KANSAS CITY, Mo. — No human being should ever cheer another human being's pain, especially a head injury, so let's just make that clear right here at the top.
In that specific way, the anger of Chiefs offensive lineman Eric Winston is well-placed.
In virtually every other way, Winston is dead wrong on important details, empty on context and misguided about where Chiefs fans are coming from.
The downside is that many people now wrongly believe 70,000 people cheered Matt Cassel's concussion, and if general manager Scott Pioli is fired he will almost certainly use this to slam Kansas City fans to national media — “off the record,” of course.
But the good part is that our city's worst-kept secret is no longer kept, and the men in charge of the Chiefs can no longer ignore it or pretend that a win at Tampa Bay this weekend will fix a broken foundation I've been writing about for weeks:
Chiefs fans actively dislike this team. Now, it appears the feeling is mutual.
This problem dwarfs a 1-4 start to what looks like another lost season.
Winston is wrong about key specifics. That needs to be said. When Cassel got sandwiched between two Ravens there were not 70,000 people at Arrowhead Stadium, let alone that many cheering the injury.
Winston clarified that point on Twitter and then in a short sit-down with media, but further mangled another important fact by insisting backup Brady Quinn didn't come onto the field until Cassel was off. That's just not true.
Winston says he's received “overwhelming support” about his tirade from teammates and friends, but that's no more relevant than a fan getting high-fived for heckling from the stands.
I heard two cheers. The first came with Cassel still on the ground, when Quinn — popular way beyond his own merits by virtue of Cassel's 13 turnovers in five games — walked onto the field. This cheer was joyous. And at least to my ears, that was about Quinn coming on more than Cassel being hurt.
The second cheer came when Cassel rose to his feet, the kind of polite applause you always hear when an injured player gets up.
That's what I heard, anyway, even as I understand that some idiots in the stands did directly cheer Cassel's injury. One person cheering a head injury is one too many, and there was more than one. On that point, all rational human beings agree with Winston.
But even ignoring the hypocrisy of a league that's made billions desensitizing fans to violence now demanding those fans hold their applause until every player gets up, this is all a bit like arguing which beer turned a driver drunk.

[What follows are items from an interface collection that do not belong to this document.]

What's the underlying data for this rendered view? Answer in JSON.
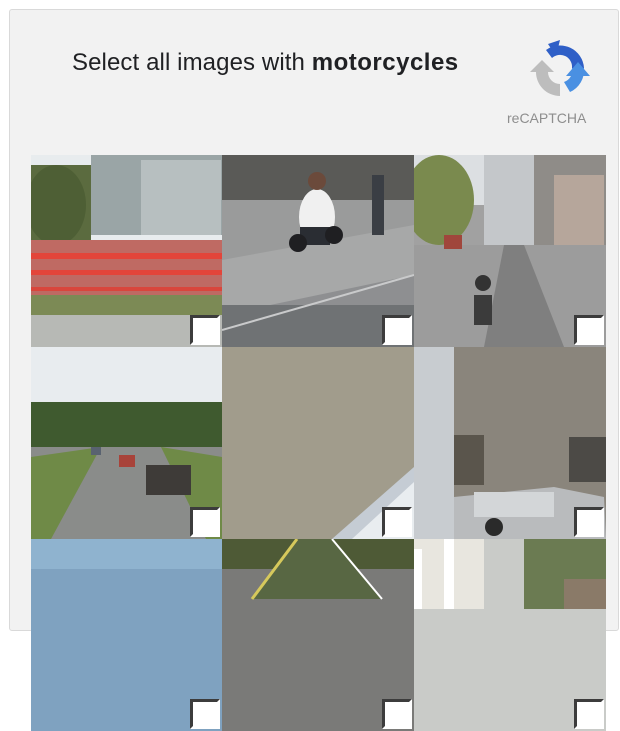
{
  "prompt": {
    "prefix": "Select all images with",
    "target": "motorcycles"
  },
  "brand": {
    "label": "reCAPTCHA",
    "icon": "recaptcha-logo-icon"
  },
  "tiles": [
    {
      "scene": "bridge-with-red-railing",
      "selected": false
    },
    {
      "scene": "man-on-scooter-sidewalk",
      "selected": false
    },
    {
      "scene": "street-with-motorcycle-rider",
      "selected": false
    },
    {
      "scene": "highway-with-cars",
      "selected": false
    },
    {
      "scene": "gravel-ground",
      "selected": false
    },
    {
      "scene": "building-with-pickup-truck",
      "selected": false
    },
    {
      "scene": "beach-with-water",
      "selected": false
    },
    {
      "scene": "divided-road",
      "selected": false
    },
    {
      "scene": "street-with-houses",
      "selected": false
    }
  ],
  "colors": {
    "card_bg": "#f2f2f2",
    "text": "#202124",
    "brand_text": "#8e8e8e",
    "logo_blue": "#4a90e2",
    "logo_gray": "#bdbdbd"
  }
}
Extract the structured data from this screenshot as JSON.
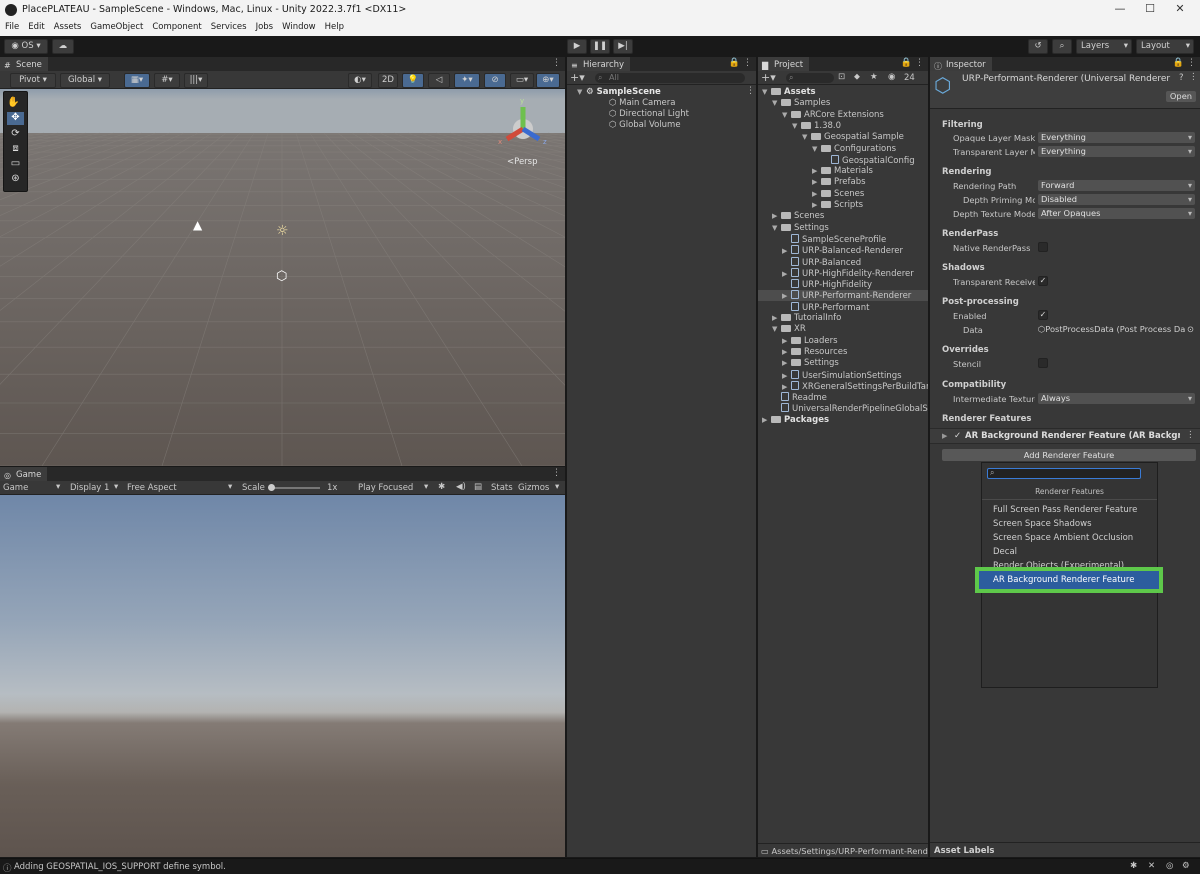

In other words, Kansas City fans have been over the legal limit of disgust about their professional teams for quite some time.
While the rest of the country comes to the realization that Kansas City is not the sports world's Mayberry — we can boo here, too, you know — it would be a shame if the Chiefs didn't use this opportunity to fix problems much bigger than four losses, 19 turnovers, and a bad situation.
The Chiefs should be the most popular thing in town, right up there with the barbecue and affordable houses in great neighborhoods.
Instead, the men in charge are screwing it up.
The Chiefs need to be more accessible. That's the first thing. Kansas Citians are generally a warm people, except when they feel ignored.
Ewing Kauffman wore his blue blazer and waved from his suite during the seventh-inning stretch. Lamar Hunt made pregame rounds in a golf cart. That stuff matters here, almost certainly more than in other places. Maybe more than it should.
Winston doesn't understand this, and that's not his fault. He's been here five games. But what he heard was not a celebration of a man's head injury as much as it was the hopeful end to a quarterback situation that grew so ridiculous the coach devised entire game plans around it while refusing to make a change.
The narrative has been exaggerated in some ways, but right or wrong the Chiefs have an owner perceived to be detached and a general manager perceived to be arrogant. Kansas City fans have made the Chiefs one of the best-supported franchises in the NFL, but people here won't stand for perceiving detachment or arrogance. Ask David Glass.
The Chiefs are active in local charities and in May gave each season ticket holder a customized jersey, among other attempts to reach fans. Those are all good things, but it's important to recognize that it's also buried under a growing feeling among fans that the franchise cares more about profit margin than wins.
Cassel became the most visible symbol of every bit of this frustration — 19 years without a playoff win, tightened tailgating restrictions, a growing loyalty to the bottom line over goodwill — and that's not fair. He is a terrific backup quarterback being presented as a good starting quarterback, and so he receives more personal criticism than he should. In that way, the same organization that's made Cassel wealthy has also let him down.
This is all out there for everyone to see now. Nationally, people now think of the Chiefs as the team so bad their fans cheer injuries. Here in Kansas City we know there are a million fallacies in that, but if that's where it stops then we've all missed a critical opportunity.
Fans need to be better than to cheer an injury. The organization they pour money and passion into needs to be better than to let this much frustration build, too.
Some of this can be solved with a few wins. But the Chiefs are delusional if they don't see bigger issues that need to be addressed.